Problem description — Every line of the listing is to be returned exactly as given.

Data records —
○ ○ ○

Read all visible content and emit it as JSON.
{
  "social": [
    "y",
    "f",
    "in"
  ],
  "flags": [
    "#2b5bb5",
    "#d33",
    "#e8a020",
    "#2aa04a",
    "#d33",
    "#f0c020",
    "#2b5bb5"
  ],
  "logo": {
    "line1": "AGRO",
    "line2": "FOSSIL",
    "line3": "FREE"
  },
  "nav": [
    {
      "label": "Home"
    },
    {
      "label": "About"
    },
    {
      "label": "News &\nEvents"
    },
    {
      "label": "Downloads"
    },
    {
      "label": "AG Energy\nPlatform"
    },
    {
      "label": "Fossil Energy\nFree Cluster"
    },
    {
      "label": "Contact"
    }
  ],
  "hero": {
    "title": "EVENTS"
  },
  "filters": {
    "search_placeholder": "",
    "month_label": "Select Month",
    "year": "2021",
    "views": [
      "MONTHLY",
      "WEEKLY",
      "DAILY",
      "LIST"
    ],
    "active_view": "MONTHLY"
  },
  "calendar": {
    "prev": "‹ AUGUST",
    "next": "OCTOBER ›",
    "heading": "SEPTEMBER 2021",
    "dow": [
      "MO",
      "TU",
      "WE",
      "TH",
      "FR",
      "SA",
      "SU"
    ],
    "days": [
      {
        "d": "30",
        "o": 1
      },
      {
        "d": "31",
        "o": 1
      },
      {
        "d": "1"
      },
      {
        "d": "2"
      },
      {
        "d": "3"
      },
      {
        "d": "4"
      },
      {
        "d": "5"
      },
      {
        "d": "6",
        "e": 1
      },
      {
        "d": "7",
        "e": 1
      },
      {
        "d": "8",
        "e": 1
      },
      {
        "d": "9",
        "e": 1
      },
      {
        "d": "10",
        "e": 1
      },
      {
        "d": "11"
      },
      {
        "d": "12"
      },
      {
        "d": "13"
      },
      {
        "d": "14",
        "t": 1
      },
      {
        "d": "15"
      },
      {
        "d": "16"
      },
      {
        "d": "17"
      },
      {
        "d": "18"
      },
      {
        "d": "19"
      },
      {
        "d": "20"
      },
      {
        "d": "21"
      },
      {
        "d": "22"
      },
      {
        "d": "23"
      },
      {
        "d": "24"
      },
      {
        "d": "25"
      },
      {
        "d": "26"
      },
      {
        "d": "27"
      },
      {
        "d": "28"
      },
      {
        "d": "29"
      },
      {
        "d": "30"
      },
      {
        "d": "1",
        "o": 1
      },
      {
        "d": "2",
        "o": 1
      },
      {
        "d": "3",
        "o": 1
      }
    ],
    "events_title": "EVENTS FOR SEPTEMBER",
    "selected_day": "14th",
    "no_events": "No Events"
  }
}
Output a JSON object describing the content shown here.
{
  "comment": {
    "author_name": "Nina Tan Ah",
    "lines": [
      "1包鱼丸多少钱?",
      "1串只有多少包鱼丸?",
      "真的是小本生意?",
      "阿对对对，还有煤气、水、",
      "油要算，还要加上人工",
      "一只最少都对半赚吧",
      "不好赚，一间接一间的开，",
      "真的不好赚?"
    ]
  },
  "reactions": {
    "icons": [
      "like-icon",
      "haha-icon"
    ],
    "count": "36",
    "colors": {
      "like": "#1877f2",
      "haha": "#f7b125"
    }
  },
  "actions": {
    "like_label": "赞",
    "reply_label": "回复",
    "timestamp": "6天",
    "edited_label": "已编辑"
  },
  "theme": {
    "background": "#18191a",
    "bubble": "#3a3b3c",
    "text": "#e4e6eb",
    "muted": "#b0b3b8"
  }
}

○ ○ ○

Output for this exercise —
Read all visible content and emit it as JSON.
{
  "social": [
    "y",
    "f",
    "in"
  ],
  "flags": [
    "#2b5bb5",
    "#d33",
    "#e8a020",
    "#2aa04a",
    "#d33",
    "#f0c020",
    "#2b5bb5"
  ],
  "logo": {
    "line1": "AGRO",
    "line2": "FOSSIL",
    "line3": "FREE"
  },
  "nav": [
    {
      "label": "Home"
    },
    {
      "label": "About"
    },
    {
      "label": "News &\nEvents"
    },
    {
      "label": "Downloads"
    },
    {
      "label": "AG Energy\nPlatform"
    },
    {
      "label": "Fossil Energy\nFree Cluster"
    },
    {
      "label": "Contact"
    }
  ],
  "hero": {
    "title": "EVENTS"
  },
  "filters": {
    "search_placeholder": "",
    "month_label": "Select Month",
    "year": "2021",
    "views": [
      "MONTHLY",
      "WEEKLY",
      "DAILY",
      "LIST"
    ],
    "active_view": "MONTHLY"
  },
  "calendar": {
    "prev": "‹ AUGUST",
    "next": "OCTOBER ›",
    "heading": "SEPTEMBER 2021",
    "dow": [
      "MO",
      "TU",
      "WE",
      "TH",
      "FR",
      "SA",
      "SU"
    ],
    "days": [
      {
        "d": "30",
        "o": 1
      },
      {
        "d": "31",
        "o": 1
      },
      {
        "d": "1"
      },
      {
        "d": "2"
      },
      {
        "d": "3"
      },
      {
        "d": "4"
      },
      {
        "d": "5"
      },
      {
        "d": "6",
        "e": 1
      },
      {
        "d": "7",
        "e": 1
      },
      {
        "d": "8",
        "e": 1
      },
      {
        "d": "9",
        "e": 1
      },
      {
        "d": "10",
        "e": 1
      },
      {
        "d": "11"
      },
      {
        "d": "12"
      },
      {
        "d": "13"
      },
      {
        "d": "14",
        "t": 1
      },
      {
        "d": "15"
      },
      {
        "d": "16"
      },
      {
        "d": "17"
      },
      {
        "d": "18"
      },
      {
        "d": "19"
      },
      {
        "d": "20"
      },
      {
        "d": "21"
      },
      {
        "d": "22"
      },
      {
        "d": "23"
      },
      {
        "d": "24"
      },
      {
        "d": "25"
      },
      {
        "d": "26"
      },
      {
        "d": "27"
      },
      {
        "d": "28"
      },
      {
        "d": "29"
      },
      {
        "d": "30"
      },
      {
        "d": "1",
        "o": 1
      },
      {
        "d": "2",
        "o": 1
      },
      {
        "d": "3",
        "o": 1
      }
    ],
    "events_title": "EVENTS FOR SEPTEMBER",
    "selected_day": "14th",
    "no_events": "No Events"
  }
}
Output a JSON object describing the content shown here.
{
  "comment": {
    "author_name": "Nina Tan Ah",
    "lines": [
      "1包鱼丸多少钱?",
      "1串只有多少包鱼丸?",
      "真的是小本生意?",
      "阿对对对，还有煤气、水、",
      "油要算，还要加上人工",
      "一只最少都对半赚吧",
      "不好赚，一间接一间的开，",
      "真的不好赚?"
    ]
  },
  "reactions": {
    "icons": [
      "like-icon",
      "haha-icon"
    ],
    "count": "36",
    "colors": {
      "like": "#1877f2",
      "haha": "#f7b125"
    }
  },
  "actions": {
    "like_label": "赞",
    "reply_label": "回复",
    "timestamp": "6天",
    "edited_label": "已编辑"
  },
  "theme": {
    "background": "#18191a",
    "bubble": "#3a3b3c",
    "text": "#e4e6eb",
    "muted": "#b0b3b8"
  }
}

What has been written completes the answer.